My company is working with a legacy program that listens on port 80. Were trying to meet security requirements by placing an NGINX in front of it to support HTTPS requests that will proxy to the (fire walled) http port.

Our current problem is that the legacy program also has hard coded URLS which point to http port 80. I want to place a redirect on port 80 that will catch these http requests and redirect them to https, but I can't do that as long as the legacy program is bound to port 80.

I can't reconfigure the legacy program's default bind port. Is there a way within centos to force the program to bind to another port when it requests port 80 to bind to?

I'm running on centos 6.9 (like I said, legacy systems).

  • Any reason you can't run Nginx on another server/VM? – garethTheRed Oct 27 '17 at 14:01
  • @garethTheRed just that it would have to be a physical server and we don't want to provide one for that. Plus I think that may technically violate our company security requirements (yes I know it's just as secure, but who said company policies had to make sense?) – dsollen Oct 27 '17 at 14:18
  • I assume your legacy program will also bind to all IPs, or else put the IP into the shipped text just like the port? httpd can run the output from the backend through arbitrary external programs (like sed in this case), maybe nginx has ways of doing that, too? – Ulrich Schwarz Oct 27 '17 at 14:43
  • 2
    could you use some LD_PRELOAD code to make the unknown program listen somewhere else? – thrig Oct 27 '17 at 17:01
  • LD_PRELOAD is the approach I would suggest as well, though I haven't seen a library for doing this before (probably because very few applications, even legacy ones, are stupid enough to hardcode use of a registered port). – Austin Hemmelgarn Oct 27 '17 at 18:37
2

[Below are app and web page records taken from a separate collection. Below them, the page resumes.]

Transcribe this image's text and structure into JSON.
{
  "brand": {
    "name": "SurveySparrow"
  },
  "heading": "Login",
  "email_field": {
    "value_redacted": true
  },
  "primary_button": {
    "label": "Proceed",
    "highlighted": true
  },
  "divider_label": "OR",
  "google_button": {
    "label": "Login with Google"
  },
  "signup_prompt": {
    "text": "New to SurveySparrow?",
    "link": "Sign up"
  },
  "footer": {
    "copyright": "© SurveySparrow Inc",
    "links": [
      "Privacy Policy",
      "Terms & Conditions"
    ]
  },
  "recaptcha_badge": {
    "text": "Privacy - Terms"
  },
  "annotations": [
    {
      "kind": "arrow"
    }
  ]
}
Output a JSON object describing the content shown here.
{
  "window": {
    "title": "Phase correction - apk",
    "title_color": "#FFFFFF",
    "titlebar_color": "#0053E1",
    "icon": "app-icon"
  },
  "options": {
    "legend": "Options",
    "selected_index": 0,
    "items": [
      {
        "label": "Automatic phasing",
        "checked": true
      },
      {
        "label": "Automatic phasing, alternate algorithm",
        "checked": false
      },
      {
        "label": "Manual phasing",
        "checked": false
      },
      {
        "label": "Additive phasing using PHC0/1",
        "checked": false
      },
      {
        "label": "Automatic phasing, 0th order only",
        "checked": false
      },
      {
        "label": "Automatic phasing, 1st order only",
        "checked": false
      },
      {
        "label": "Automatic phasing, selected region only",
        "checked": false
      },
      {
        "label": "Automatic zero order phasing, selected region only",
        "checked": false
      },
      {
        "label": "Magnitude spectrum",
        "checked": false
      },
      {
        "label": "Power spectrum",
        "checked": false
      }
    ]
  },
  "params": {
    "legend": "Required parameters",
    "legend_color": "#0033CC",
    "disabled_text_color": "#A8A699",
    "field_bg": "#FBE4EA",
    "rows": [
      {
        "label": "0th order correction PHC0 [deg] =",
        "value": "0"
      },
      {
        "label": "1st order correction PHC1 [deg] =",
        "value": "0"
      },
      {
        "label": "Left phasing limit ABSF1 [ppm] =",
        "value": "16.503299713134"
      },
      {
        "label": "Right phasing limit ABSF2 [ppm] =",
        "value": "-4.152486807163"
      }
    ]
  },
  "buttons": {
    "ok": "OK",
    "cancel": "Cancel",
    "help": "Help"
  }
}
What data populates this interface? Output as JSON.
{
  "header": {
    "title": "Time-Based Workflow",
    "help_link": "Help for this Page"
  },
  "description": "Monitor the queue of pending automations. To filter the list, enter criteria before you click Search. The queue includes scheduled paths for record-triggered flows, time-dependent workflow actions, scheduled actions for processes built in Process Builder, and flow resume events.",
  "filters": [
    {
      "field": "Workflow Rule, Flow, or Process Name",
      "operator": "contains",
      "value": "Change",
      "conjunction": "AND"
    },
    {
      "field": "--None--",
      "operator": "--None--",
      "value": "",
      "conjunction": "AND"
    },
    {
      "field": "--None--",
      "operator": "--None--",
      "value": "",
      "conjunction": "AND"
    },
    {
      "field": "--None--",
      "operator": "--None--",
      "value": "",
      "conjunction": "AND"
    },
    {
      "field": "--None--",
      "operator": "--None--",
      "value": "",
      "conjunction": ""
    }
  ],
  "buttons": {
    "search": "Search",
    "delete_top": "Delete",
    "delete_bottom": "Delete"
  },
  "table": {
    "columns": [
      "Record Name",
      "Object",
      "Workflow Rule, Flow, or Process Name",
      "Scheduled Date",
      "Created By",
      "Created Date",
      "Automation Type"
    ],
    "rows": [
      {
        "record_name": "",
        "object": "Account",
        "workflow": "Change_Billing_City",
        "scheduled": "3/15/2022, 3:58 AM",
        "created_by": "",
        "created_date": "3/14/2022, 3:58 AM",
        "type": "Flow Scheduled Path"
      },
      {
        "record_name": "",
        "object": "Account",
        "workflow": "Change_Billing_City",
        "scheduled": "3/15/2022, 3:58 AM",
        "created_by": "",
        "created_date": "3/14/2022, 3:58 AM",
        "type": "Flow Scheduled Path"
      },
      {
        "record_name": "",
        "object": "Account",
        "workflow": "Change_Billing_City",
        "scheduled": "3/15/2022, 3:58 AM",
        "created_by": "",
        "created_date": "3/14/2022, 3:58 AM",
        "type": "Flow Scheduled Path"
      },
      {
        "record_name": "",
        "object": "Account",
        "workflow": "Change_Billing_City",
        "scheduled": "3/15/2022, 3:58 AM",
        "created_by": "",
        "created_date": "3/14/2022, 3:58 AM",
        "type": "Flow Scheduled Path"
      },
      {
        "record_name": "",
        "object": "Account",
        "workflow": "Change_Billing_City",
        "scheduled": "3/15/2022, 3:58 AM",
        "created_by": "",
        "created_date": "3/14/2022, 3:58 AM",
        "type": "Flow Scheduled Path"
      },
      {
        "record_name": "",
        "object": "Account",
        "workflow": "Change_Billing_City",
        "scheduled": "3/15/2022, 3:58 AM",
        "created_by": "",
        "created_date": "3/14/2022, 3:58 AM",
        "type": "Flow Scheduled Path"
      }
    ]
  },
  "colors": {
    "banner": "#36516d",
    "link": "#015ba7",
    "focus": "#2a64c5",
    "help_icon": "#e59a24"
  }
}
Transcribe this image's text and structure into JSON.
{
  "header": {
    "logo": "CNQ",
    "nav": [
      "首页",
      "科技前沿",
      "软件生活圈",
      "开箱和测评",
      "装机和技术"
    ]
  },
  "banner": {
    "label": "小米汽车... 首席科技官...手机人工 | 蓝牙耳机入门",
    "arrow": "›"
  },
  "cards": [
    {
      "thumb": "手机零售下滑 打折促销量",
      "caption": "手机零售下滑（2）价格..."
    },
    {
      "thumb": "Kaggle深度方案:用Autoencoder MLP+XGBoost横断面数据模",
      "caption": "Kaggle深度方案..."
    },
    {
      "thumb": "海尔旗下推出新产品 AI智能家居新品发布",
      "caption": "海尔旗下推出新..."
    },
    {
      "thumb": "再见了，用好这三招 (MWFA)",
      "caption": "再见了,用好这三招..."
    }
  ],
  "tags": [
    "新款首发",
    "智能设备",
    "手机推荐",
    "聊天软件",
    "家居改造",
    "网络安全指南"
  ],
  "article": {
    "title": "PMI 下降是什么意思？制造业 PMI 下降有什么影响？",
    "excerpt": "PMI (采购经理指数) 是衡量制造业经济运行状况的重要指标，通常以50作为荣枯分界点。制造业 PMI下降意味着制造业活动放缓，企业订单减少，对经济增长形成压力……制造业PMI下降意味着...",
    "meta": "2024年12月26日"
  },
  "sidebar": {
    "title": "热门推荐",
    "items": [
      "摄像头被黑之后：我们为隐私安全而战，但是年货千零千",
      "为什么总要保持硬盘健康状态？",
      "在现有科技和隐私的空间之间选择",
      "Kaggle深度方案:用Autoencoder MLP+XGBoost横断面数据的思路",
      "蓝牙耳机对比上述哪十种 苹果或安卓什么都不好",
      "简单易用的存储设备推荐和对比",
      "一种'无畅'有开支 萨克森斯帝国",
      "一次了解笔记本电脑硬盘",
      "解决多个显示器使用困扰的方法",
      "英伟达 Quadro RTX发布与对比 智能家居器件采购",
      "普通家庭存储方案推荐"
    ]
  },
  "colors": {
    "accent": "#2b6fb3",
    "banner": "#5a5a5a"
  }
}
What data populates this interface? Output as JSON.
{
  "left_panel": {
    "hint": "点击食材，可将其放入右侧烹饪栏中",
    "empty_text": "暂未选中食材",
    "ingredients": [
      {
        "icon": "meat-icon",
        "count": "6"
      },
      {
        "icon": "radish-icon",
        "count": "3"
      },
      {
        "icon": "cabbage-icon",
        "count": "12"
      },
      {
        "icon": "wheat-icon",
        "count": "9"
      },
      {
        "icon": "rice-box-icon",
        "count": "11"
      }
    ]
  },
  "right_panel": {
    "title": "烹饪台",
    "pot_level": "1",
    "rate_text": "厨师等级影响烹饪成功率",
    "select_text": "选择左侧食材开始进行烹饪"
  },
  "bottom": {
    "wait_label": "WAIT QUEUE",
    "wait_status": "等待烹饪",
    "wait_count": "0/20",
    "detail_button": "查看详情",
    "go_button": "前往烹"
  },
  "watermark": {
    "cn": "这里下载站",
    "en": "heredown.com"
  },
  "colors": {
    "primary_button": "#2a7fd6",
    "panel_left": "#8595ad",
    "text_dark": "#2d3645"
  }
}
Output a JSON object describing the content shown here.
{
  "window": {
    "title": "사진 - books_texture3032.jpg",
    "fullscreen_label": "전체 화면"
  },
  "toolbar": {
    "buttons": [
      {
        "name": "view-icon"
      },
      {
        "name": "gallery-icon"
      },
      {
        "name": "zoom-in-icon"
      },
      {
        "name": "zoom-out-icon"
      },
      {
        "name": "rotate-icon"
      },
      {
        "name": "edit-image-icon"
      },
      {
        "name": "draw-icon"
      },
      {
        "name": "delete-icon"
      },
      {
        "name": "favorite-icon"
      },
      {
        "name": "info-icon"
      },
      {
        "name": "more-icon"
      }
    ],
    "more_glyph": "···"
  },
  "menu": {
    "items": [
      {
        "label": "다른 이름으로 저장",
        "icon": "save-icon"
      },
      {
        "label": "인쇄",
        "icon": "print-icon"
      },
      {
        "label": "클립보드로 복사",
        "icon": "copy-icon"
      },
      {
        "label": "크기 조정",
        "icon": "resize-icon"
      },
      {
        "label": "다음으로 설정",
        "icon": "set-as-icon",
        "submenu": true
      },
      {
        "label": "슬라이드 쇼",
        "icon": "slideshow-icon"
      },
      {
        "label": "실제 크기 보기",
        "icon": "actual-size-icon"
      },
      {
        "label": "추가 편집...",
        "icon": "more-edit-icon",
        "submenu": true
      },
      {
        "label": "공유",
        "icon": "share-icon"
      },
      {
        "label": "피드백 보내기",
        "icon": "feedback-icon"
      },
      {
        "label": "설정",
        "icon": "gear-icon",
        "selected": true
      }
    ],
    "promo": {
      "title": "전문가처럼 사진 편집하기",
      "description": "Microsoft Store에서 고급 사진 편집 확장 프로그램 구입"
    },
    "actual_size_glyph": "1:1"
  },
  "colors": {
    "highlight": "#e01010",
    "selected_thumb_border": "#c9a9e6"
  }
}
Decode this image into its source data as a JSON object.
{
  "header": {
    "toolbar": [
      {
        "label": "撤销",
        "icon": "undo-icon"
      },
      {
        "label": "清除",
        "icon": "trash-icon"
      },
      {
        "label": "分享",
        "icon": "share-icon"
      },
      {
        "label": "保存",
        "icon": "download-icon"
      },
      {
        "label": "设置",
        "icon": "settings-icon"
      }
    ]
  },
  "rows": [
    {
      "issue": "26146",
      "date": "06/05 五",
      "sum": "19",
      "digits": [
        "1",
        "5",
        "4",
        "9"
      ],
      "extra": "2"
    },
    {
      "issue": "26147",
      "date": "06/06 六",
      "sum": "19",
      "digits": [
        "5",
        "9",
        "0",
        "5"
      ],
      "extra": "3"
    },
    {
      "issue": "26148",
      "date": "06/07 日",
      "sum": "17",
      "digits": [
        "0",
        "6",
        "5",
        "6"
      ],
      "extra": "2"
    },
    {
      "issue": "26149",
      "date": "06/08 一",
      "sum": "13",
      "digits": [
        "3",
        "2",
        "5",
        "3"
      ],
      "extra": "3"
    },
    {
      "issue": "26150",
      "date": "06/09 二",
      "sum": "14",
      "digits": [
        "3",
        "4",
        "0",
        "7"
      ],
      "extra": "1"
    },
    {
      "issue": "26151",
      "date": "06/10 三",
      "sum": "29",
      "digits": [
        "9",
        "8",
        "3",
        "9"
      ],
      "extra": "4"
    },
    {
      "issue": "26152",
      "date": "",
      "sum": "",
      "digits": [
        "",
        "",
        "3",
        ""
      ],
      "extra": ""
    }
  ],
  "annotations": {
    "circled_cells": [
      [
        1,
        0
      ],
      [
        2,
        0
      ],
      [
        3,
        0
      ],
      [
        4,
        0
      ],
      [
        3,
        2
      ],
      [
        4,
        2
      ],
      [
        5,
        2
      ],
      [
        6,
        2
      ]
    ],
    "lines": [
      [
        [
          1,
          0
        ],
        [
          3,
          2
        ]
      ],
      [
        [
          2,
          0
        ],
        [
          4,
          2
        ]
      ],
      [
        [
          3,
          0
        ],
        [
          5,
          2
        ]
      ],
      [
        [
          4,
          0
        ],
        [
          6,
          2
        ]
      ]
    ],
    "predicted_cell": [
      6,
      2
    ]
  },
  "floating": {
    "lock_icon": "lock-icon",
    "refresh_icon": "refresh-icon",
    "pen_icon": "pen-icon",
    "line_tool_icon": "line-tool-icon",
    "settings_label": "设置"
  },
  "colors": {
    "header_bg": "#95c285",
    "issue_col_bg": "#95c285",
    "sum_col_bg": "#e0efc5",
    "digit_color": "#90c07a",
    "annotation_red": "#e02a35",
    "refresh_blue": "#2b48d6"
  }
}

You have a client program on machine A that makes HTTP requests to machine B on port 80. And you have a server program on machine B that listens to HTTP requests on port 80.

If A = B then HTTPS is pointless since the packets between the client and the server never go out onto the network. Hence the only useful case is A ≠ B.

Run an HTTP-to-HTTPS proxy on A and an HTTPS-to-HTTP proxy on B. The proxy on A listens on port 80 and sends requests to B on port 443 (or some other port if you prefer). The proxy on B listens to requests on port 443 (or whichever port you prefered) and sends local requests to port 80. There is no clash between ports.

If there is only one instance of A and B, then an SSH tunnel would be less work to set up than two proxies.

Your Answer

By clicking “Post Your Answer”, you agree to our terms of service, privacy policy and cookie policy

Not the answer you're looking for? Browse other questions tagged or ask your own question.